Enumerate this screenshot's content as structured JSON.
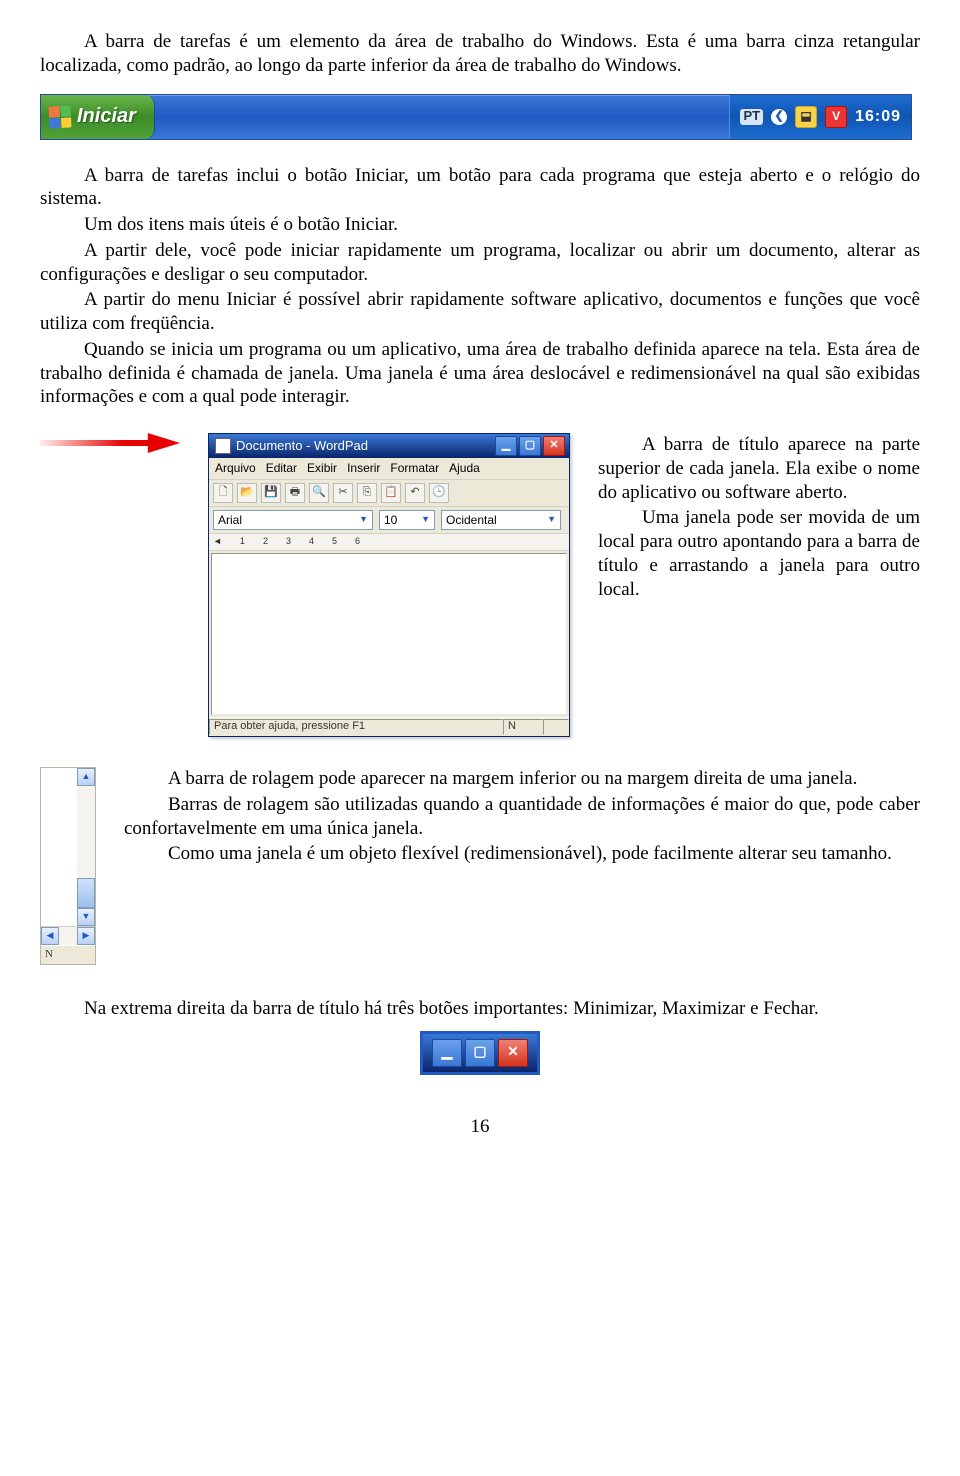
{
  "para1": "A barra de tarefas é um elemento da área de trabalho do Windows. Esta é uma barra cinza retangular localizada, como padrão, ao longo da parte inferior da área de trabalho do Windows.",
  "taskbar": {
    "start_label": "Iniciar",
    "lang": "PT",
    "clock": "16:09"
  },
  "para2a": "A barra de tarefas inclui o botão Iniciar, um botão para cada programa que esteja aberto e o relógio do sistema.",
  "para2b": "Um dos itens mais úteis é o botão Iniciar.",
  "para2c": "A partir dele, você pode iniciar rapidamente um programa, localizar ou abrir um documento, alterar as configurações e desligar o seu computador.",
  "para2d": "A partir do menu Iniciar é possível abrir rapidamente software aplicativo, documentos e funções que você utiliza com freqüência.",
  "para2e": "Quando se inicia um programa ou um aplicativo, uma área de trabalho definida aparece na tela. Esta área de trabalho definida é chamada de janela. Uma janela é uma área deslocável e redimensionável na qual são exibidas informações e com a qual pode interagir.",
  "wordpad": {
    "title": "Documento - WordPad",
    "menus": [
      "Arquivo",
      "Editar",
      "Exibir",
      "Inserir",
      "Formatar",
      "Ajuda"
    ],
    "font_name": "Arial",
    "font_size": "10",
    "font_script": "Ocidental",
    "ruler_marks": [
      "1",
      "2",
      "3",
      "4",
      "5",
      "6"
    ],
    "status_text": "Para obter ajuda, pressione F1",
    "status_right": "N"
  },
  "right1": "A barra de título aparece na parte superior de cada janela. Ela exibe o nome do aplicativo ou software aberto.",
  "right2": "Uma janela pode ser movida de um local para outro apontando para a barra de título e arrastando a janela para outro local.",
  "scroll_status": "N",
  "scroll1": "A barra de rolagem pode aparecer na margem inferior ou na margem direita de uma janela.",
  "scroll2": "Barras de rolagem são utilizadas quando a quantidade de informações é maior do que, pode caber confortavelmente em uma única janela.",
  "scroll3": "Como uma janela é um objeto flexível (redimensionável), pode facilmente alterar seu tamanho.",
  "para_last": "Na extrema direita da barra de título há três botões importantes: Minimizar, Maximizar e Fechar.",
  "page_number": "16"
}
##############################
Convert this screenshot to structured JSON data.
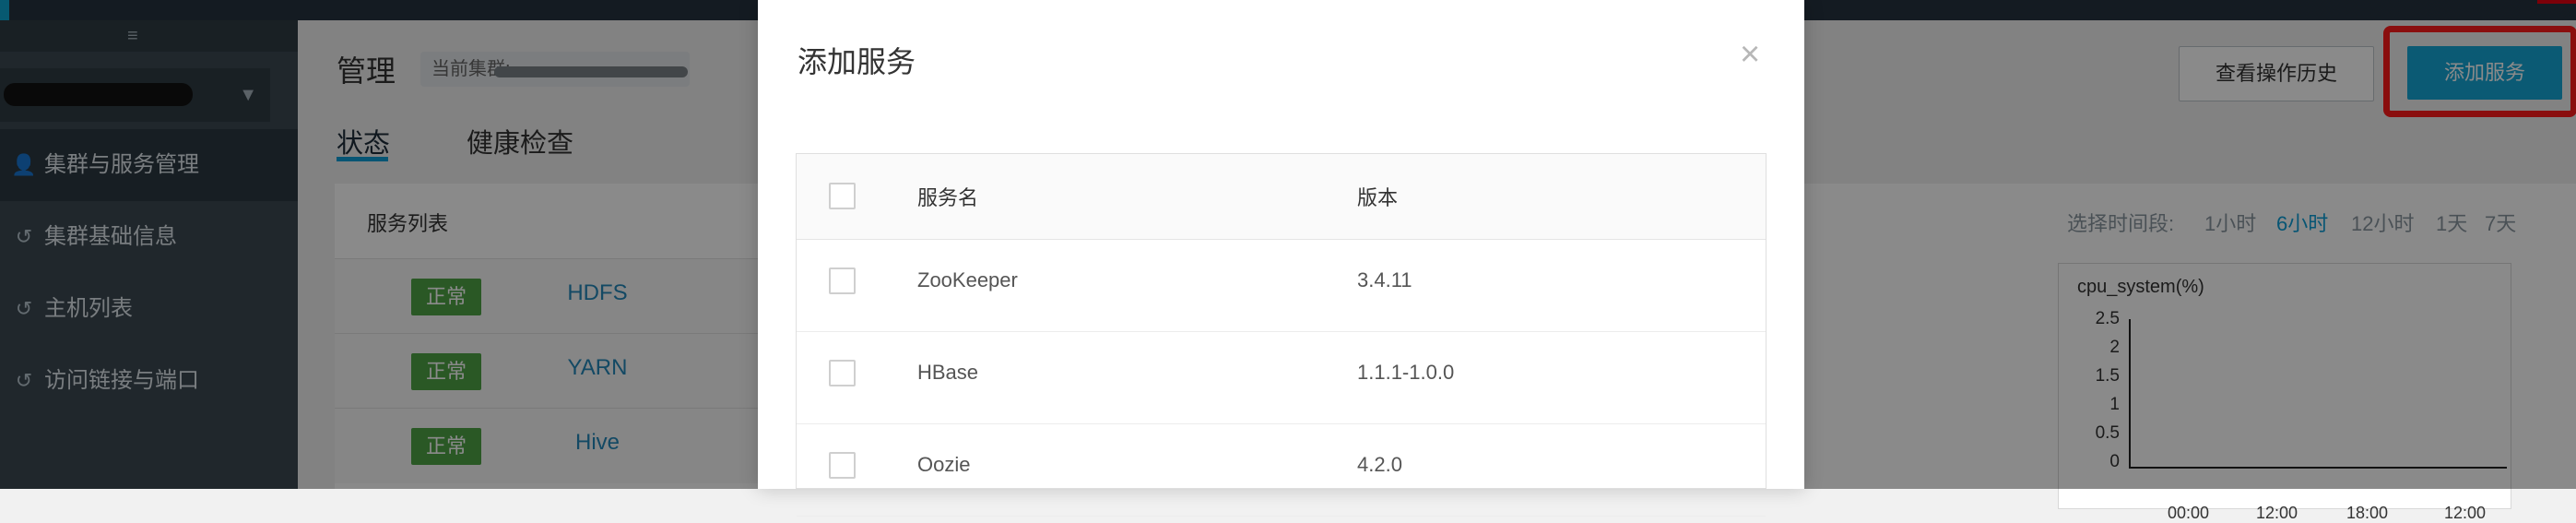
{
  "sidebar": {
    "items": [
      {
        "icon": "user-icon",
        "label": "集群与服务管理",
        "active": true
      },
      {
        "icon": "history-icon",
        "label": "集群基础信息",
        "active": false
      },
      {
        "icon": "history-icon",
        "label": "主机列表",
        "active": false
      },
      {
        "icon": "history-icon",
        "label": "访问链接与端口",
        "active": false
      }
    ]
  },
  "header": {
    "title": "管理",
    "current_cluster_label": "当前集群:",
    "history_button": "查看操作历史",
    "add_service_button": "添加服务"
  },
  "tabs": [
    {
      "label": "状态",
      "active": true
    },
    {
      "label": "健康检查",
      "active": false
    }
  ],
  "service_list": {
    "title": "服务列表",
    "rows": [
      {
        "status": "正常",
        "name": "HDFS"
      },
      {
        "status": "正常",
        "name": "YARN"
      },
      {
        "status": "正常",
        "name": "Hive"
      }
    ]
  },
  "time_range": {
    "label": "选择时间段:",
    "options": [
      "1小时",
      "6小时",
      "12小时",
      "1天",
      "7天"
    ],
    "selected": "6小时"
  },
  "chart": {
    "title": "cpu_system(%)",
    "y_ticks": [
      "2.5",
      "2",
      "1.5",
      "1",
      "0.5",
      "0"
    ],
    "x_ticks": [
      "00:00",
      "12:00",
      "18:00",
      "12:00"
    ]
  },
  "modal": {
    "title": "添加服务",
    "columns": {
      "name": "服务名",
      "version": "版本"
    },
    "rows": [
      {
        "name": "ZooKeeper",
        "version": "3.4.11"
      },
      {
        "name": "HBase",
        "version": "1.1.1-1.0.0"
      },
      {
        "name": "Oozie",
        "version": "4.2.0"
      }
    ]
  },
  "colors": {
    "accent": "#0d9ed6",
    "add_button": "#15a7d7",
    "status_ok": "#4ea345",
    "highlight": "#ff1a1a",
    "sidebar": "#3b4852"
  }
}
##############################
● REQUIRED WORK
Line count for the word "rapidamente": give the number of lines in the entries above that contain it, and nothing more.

● FINAL ANSWER
2